Rating/Warnings: PG13; mild swearing, murder, lots of blood, wanting to die.
Length: 1,230 words
Summary: for the prompt A linguistic interaction is first and foremost manipulative. Natasha and words. from dictator_duck at the be_compromised epic and wonderful promptathon.
Author Notes: this is a prologue of sorts for the small acts verse by workerbee73 and bob5fic, also with an epilogue by sugar_fey, the master list for which can be found here. This verse took over my brain. Thank you for letting me play in your sandbox! The title is from Richard Siken’s poem Wishbone from which bob5fic took the title for the small acts installment your killing floor.
“Once upon a time,” begins the storyteller.
Language is a lens through which the world is viewed and the ones that tell the stories paint the glass so beautifully, making an art out of lies.
Natalia, Natasha, Natalie, Nadine, Nancy, Naomi.
Romanova, Tsarina, Slut, Bitch, Whore.
Words are names and labels put to objects and ideas, and names and labels, she knows, are nothing. Words are like breasts, hips, and thighs: things to use, to manipulate people with, and deadly. Words are weapons. Truth can only be learnt from action. People can only be judged by what they do. Experiences are the only thing that can be trusted and even there she treads warily.
So when the Ambassador escorts her outside, telling her that they’re going to his fancy car and then to his home, seductive words falling from his mouth, she is ready. She is ready for the dark of the abandoned factory, the bullets, and the pain.
She is ready, but from the surprise on his face when the doll that has been hanging from his arm all night transforms into a monster that snaps his neck he is not.
Admittedly she isn’t ready for her cover to have been blown this early or the number of men lying in wait, but she rises to the challenge, until she is covered in blood and dripping with it, blood plastering the silk ballgown to her legs, blood in the air and in her mouth, only some of it hers.
Enough, too much, of it hers.
There is a legend of a Countess who bathed in blood, reputedly to remain young and beautiful. This is a not a story told to children, but it is one that she has been told. It is one that hides behind the lie of a tale spun with pretty words, a woman drenched in blood.
She breaks the Ambassador’s neck, takes his gun, uses his body as a shield whilst she shoots three men, drops the dead weight and lunges, steals another gun, lashes out with her feet, shoots, slaughters.
She dances, death come alive, but she was not ready for this number of men and her mouth splits into a smile as she realizes that she will die here. It stings, that these people will be the end of her. Not the dying. She doesn’t mind the thought of dying, but she aches to die at the hand of someone who could rise to the challenge of killing her, who would make an art of it and her, not this flood come to wash her away.

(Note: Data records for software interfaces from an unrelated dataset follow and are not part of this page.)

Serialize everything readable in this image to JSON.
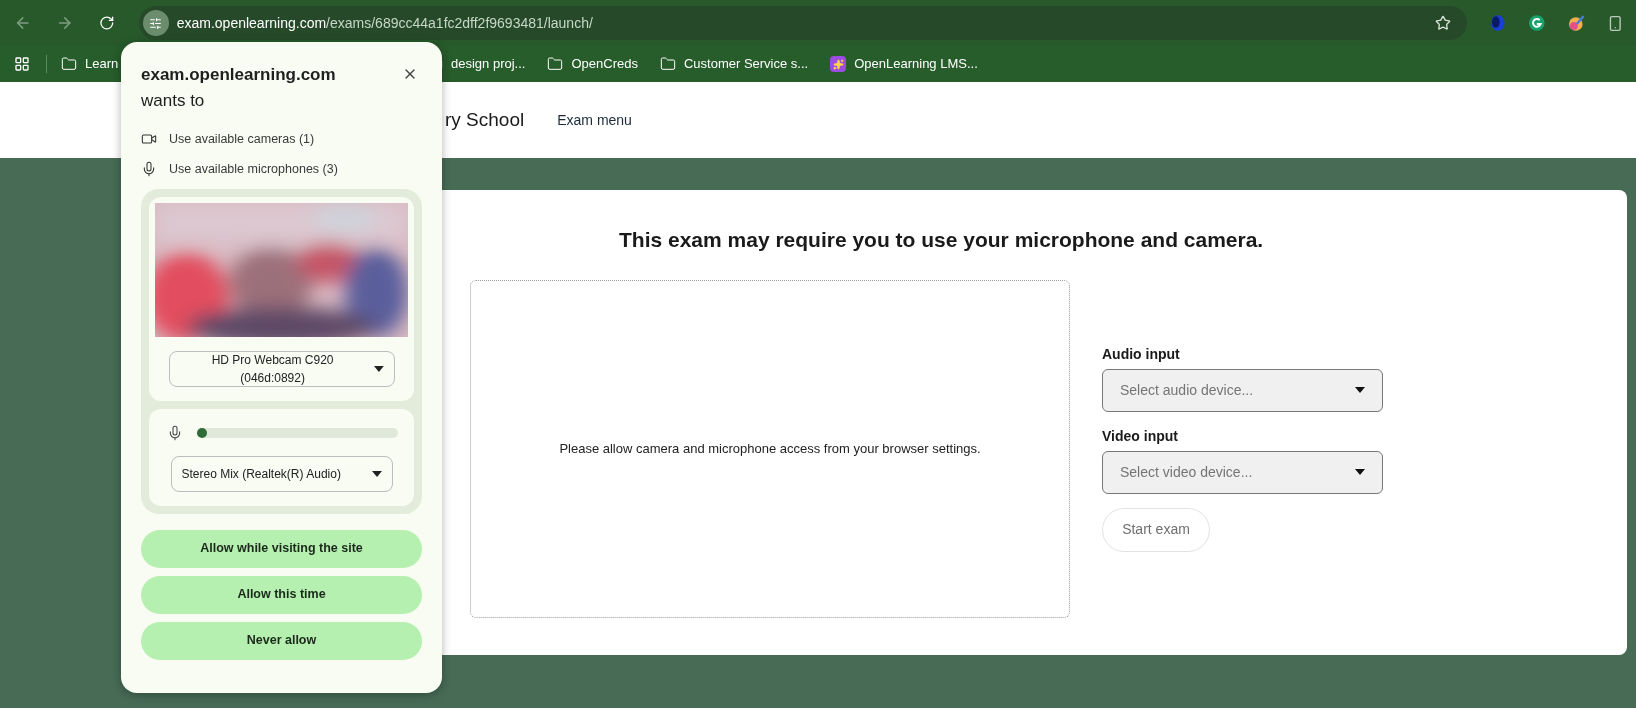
{
  "browser": {
    "address": {
      "domain": "exam.openlearning.com",
      "path": "/exams/689cc44a1fc2dff2f9693481/launch/"
    },
    "bookmarks": [
      {
        "kind": "folder",
        "label": "Learn"
      },
      {
        "kind": "folder",
        "label": "design proj..."
      },
      {
        "kind": "folder",
        "label": "OpenCreds"
      },
      {
        "kind": "folder",
        "label": "Customer Service s..."
      },
      {
        "kind": "app",
        "label": "OpenLearning LMS..."
      }
    ]
  },
  "header": {
    "school": "ry School",
    "menu": "Exam menu"
  },
  "card": {
    "title": "This exam may require you to use your microphone and camera.",
    "message": "Please allow camera and microphone access from your browser settings.",
    "fields": [
      {
        "label": "Audio input",
        "placeholder": "Select audio device..."
      },
      {
        "label": "Video input",
        "placeholder": "Select video device..."
      }
    ],
    "start_button": {
      "label": "Start exam",
      "disabled": true
    }
  },
  "popup": {
    "title": "**exam.openlearning.com** wants to",
    "permissions": [
      {
        "kind": "camera",
        "label": "Use available cameras (1)"
      },
      {
        "kind": "microphone",
        "label": "Use available microphones (3)"
      }
    ],
    "camera_select": "HD Pro Webcam C920 (046d:0892)",
    "mic": {
      "level": 0.03
    },
    "mic_select": "Stereo Mix (Realtek(R) Audio)",
    "buttons": [
      "Allow while visiting the site",
      "Allow this time",
      "Never allow"
    ]
  }
}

A bullet drives her back, punching a hole through her that somehow misses her heart, perhaps because she doesn’t have one.
Something moves, fast, in her peripheral vision and the one who shot her in the shoulder falls with an arrow in his eye.
Arrows are a distinctive way to kill. She’s been aware of the man tracking her, codenamed Hawkeye, has been leading him in a dance of another kind, but he hasn’t used his reputed weapon of choice until now, perhaps thinking to avoid her notice. He ends four more as she ends two and she will admit to being impressed.
She’s under no illusion that she too is a target to him, but she dances in a rain of arrows and it is glorious.
Arrows and bullets until they are the only two still breathing, her barely, and he drops down from the shadows in the rafters as she spins around. Hampered as she is by the wound in her shoulder and a dislocated knee his arrow flies before she can shoot. It hits her two inches above the wrist, pinning her to one of the wooden posts holding up the ceiling, and her gun clatters to the floor.
She is not dead. This is a surprise.
He stands facing her, bow drawn, and she isn’t dead.
It is a small, still moment in the factory that they have turned into a slaughterhouse.
With her free hand she fingers the shaft protruding from her arm between the radius and the ulna, a wound that shouldn’t cause permanent damage and she’d call it a lucky shot if she hadn’t seen him in action.
He moves closer, cautiously like approaching a cornered animal and at the same time confidently like stalking his prey, until the sharp point of an arrow presses against the centre of her forehead. He lowers his arms without changing his stance, ghosting the point down the length of her nose until it comes to rest on her lower lip, pricking the skin. She tastes blood again and this time it is definitely her own.
He stares at her lip in fascination for a moment, then takes a sharp step back, hands steady even as his breath catches.
Such small things: a drop of blood, a step, a breath.
“Do you want to live?” he asks.
Words sound so intrusive here.
She shakes her head, or at least lets it loll from side to side, and thinks what a picture, what a painting she must make, in the midst of carnage bathed in silk and blood.
He returns the nocked arrow to his quiver and lowers his bow to the ground, then reaches out to take her trapped hand, holding her hand, reverently, as if giving comfort to the type of person who dies in a bed.
She lets him.
Her hand is wet with sweat and red, his wrapped in an archer’s glove, but they fit. He reaches with his other hand as well, trails fingers down her wrist to where the arrow pierces her, and the hand holding hers squeezes tight as the other snaps the shaft of the arrow and both pull her away from it. She grits her teeth and tries to trap the sounds of pain behind a vicious smile, but they escape as the arrow slides through soft tissue and blood pulses from her arm unhindered.
He releases her as she slumps down into the growing pool of blood that has been forming beneath her and she burns with anger. She should have known that his words, his offer of a choice, had been a lie.
“Tie yourself up,” he says quietly, softly, using his feet to push some of the wires and cables dumped on the floor, dirt and dust covered, towards her until they touch her leg. “Wrists and ankles. Hands where I can see them.”
She does as she is told.
He watches as she follows his orders, biting through her tongue as she secures her ankles and gasping for breath as she forces herself to sit upright once more. She winds a length of wire around her wrists and forearms tight enough that it rubs raw against the arrow wound beneath, tight enough that it will mark her but not scar as the arrow wound will, then raises her eyes to his and licks her bloodied lips.
He has yet to look away and if he cannot see the monster instead of the doll then she will teach him.
The bonds are easy enough to slip out of if she wants to, but she hasn’t the strength left to make him leave her to die. The only thing left to want is to see what he will do next.